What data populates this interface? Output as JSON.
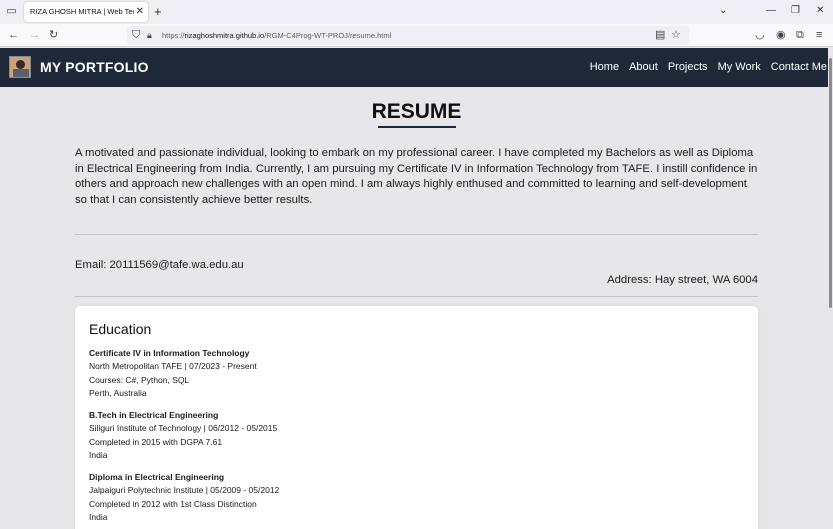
{
  "browser": {
    "tab_title": "RIZA GHOSH MITRA | Web Tech | C",
    "url_prefix": "https://",
    "url_host": "rizaghoshmitra.github.io",
    "url_path": "/RGM-C4Prog-WT-PROJ/resume.html"
  },
  "site": {
    "brand": "MY PORTFOLIO",
    "nav": [
      "Home",
      "About",
      "Projects",
      "My Work",
      "Contact Me"
    ]
  },
  "resume": {
    "title": "RESUME",
    "summary": "A motivated and passionate individual, looking to embark on my professional career. I have completed my Bachelors as well as Diploma in Electrical Engineering from India. Currently, I am pursuing my Certificate IV in Information Technology from TAFE. I instill confidence in others and approach new challenges with an open mind. I am always highly enthused and committed to learning and self-development so that I can consistently achieve better results.",
    "email": "Email: 20111569@tafe.wa.edu.au",
    "address": "Address: Hay street, WA 6004"
  },
  "education": {
    "heading": "Education",
    "items": [
      {
        "degree": "Certificate IV in Information Technology",
        "institution": "North Metropolitan TAFE | 07/2023 - Present",
        "detail": "Courses: C#, Python, SQL",
        "location": "Perth, Australia"
      },
      {
        "degree": "B.Tech in Electrical Engineering",
        "institution": "Siliguri Institute of Technology | 06/2012 - 05/2015",
        "detail": "Completed in 2015 with DGPA 7.61",
        "location": "India"
      },
      {
        "degree": "Diploma in Electrical Engineering",
        "institution": "Jalpaiguri Polytechnic Institute | 05/2009 - 05/2012",
        "detail": "Completed in 2012 with 1st Class Distinction",
        "location": "India"
      }
    ]
  }
}
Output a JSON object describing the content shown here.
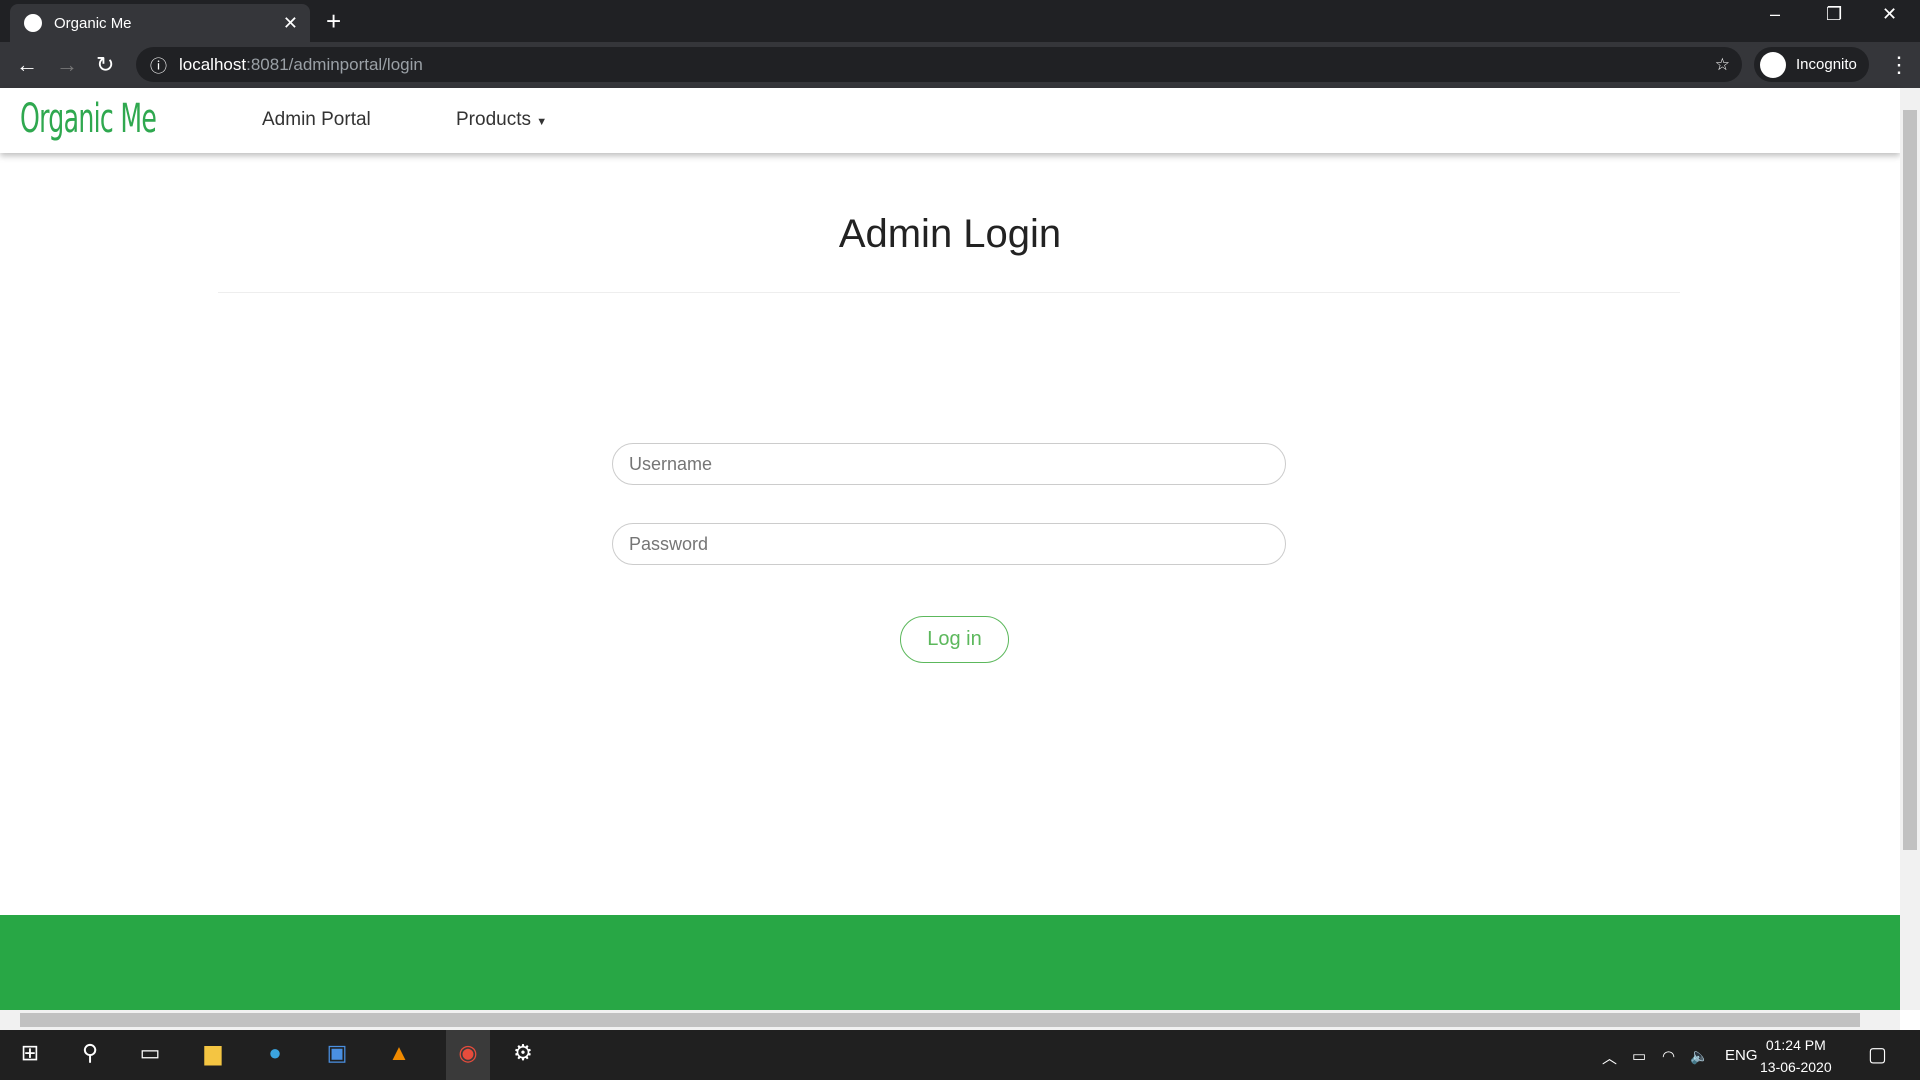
{
  "browser": {
    "tab_title": "Organic Me",
    "url_host": "localhost",
    "url_rest": ":8081/adminportal/login",
    "profile": "Incognito"
  },
  "navbar": {
    "brand": "Organic Me",
    "links": [
      "Admin Portal",
      "Products"
    ]
  },
  "main": {
    "title": "Admin Login",
    "username_placeholder": "Username",
    "password_placeholder": "Password",
    "login_label": "Log in"
  },
  "colors": {
    "brand": "#2fa84f",
    "footer": "#28a745",
    "button": "#5cb85c"
  },
  "taskbar": {
    "lang": "ENG",
    "time": "01:24 PM",
    "date": "13-06-2020"
  }
}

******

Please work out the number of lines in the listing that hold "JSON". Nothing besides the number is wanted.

RESULT FOR THIS TASK :: 2